▸ Required work
Every line with the string "Time" in it belongs in your answer, so copy them all from the data.

▸ Exercise materials
*** Begin section ***

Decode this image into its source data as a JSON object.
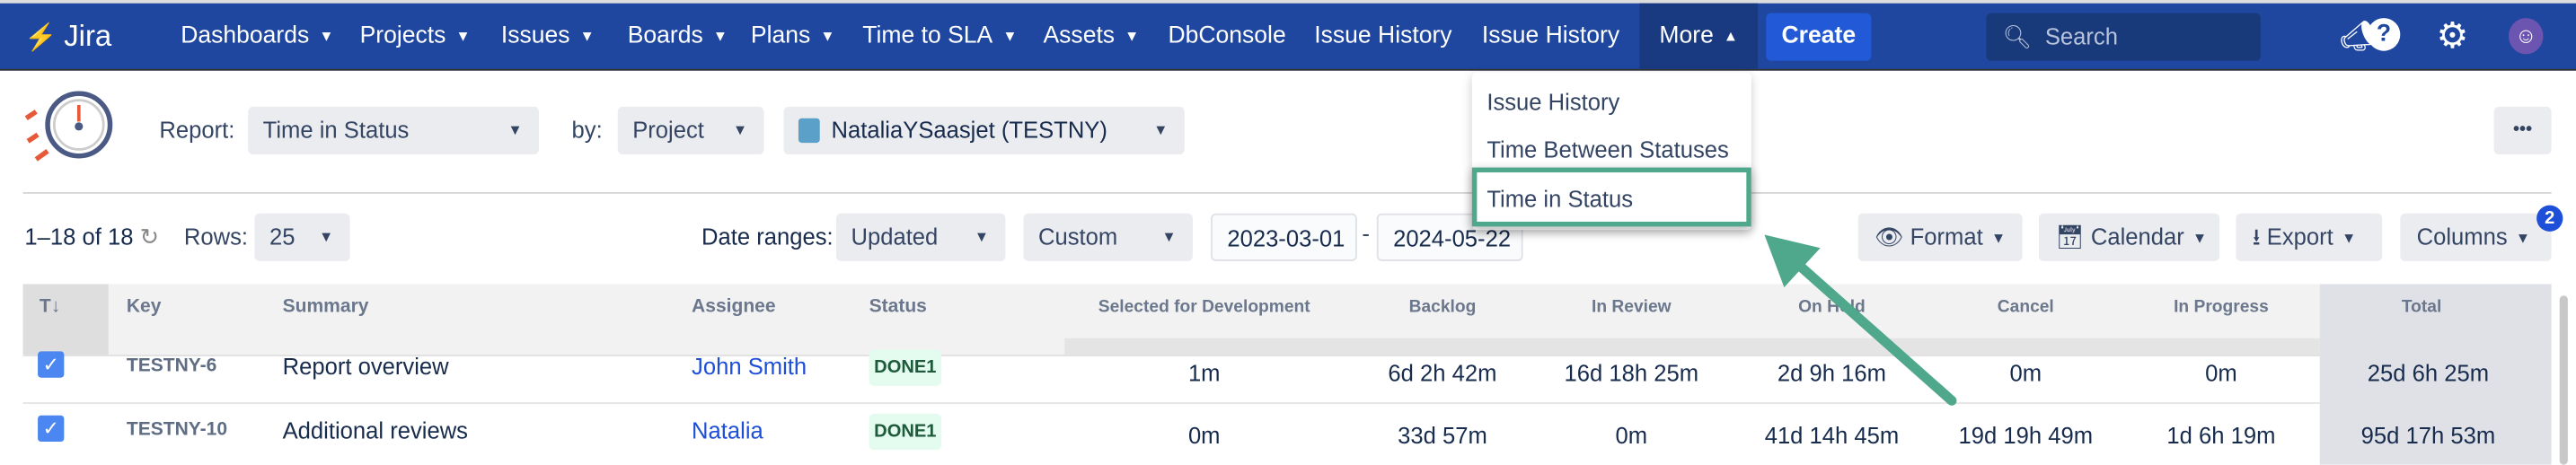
{
  "nav": {
    "logo": "Jira",
    "items": [
      {
        "label": "Dashboards",
        "dropdown": true
      },
      {
        "label": "Projects",
        "dropdown": true
      },
      {
        "label": "Issues",
        "dropdown": true
      },
      {
        "label": "Boards",
        "dropdown": true
      },
      {
        "label": "Plans",
        "dropdown": true
      },
      {
        "label": "Time to SLA",
        "dropdown": true
      },
      {
        "label": "Assets",
        "dropdown": true
      },
      {
        "label": "DbConsole",
        "dropdown": false
      },
      {
        "label": "Issue History",
        "dropdown": false
      },
      {
        "label": "Issue History",
        "dropdown": false
      }
    ],
    "more_label": "More",
    "create_label": "Create",
    "search_placeholder": "Search",
    "icons": [
      "megaphone-icon",
      "help-icon",
      "gear-icon",
      "avatar"
    ],
    "brand_color": "#1f47a0"
  },
  "more_menu": {
    "items": [
      {
        "label": "Issue History"
      },
      {
        "label": "Time Between Statuses"
      },
      {
        "label": "Time in Status",
        "highlighted": true
      }
    ],
    "highlight_color": "#4fa88b"
  },
  "report_bar": {
    "report_label": "Report:",
    "report_value": "Time in Status",
    "by_label": "by:",
    "by_value": "Project",
    "project_value": "NataliaYSaasjet (TESTNY)",
    "more_actions": "•••"
  },
  "toolbar": {
    "range_text": "1–18 of 18",
    "rows_label": "Rows:",
    "rows_value": "25",
    "date_ranges_label": "Date ranges:",
    "date_field": "Updated",
    "date_mode": "Custom",
    "date_from": "2023-03-01",
    "date_sep": "-",
    "date_to": "2024-05-22",
    "format_label": "Format",
    "calendar_label": "Calendar",
    "export_label": "Export",
    "columns_label": "Columns",
    "columns_badge": "2"
  },
  "table": {
    "headers": [
      "T↓",
      "Key",
      "Summary",
      "Assignee",
      "Status",
      "Selected for Development",
      "Backlog",
      "In Review",
      "On Hold",
      "Cancel",
      "In Progress",
      "Total"
    ],
    "rows": [
      {
        "checked": true,
        "key": "TESTNY-6",
        "summary": "Report overview",
        "assignee": "John Smith",
        "status": "DONE1",
        "values": [
          "1m",
          "6d 2h 42m",
          "16d 18h 25m",
          "2d 9h 16m",
          "0m",
          "0m"
        ],
        "total": "25d 6h 25m"
      },
      {
        "checked": true,
        "key": "TESTNY-10",
        "summary": "Additional reviews",
        "assignee": "Natalia",
        "status": "DONE1",
        "values": [
          "0m",
          "33d 57m",
          "0m",
          "41d 14h 45m",
          "19d 19h 49m",
          "1d 6h 19m"
        ],
        "total": "95d 17h 53m"
      }
    ]
  }
}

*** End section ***

▸ Finished task
        "label": "Time to SLA",
        "label": "Time Between Statuses"
        "label": "Time in Status",
    "report_value": "Time in Status",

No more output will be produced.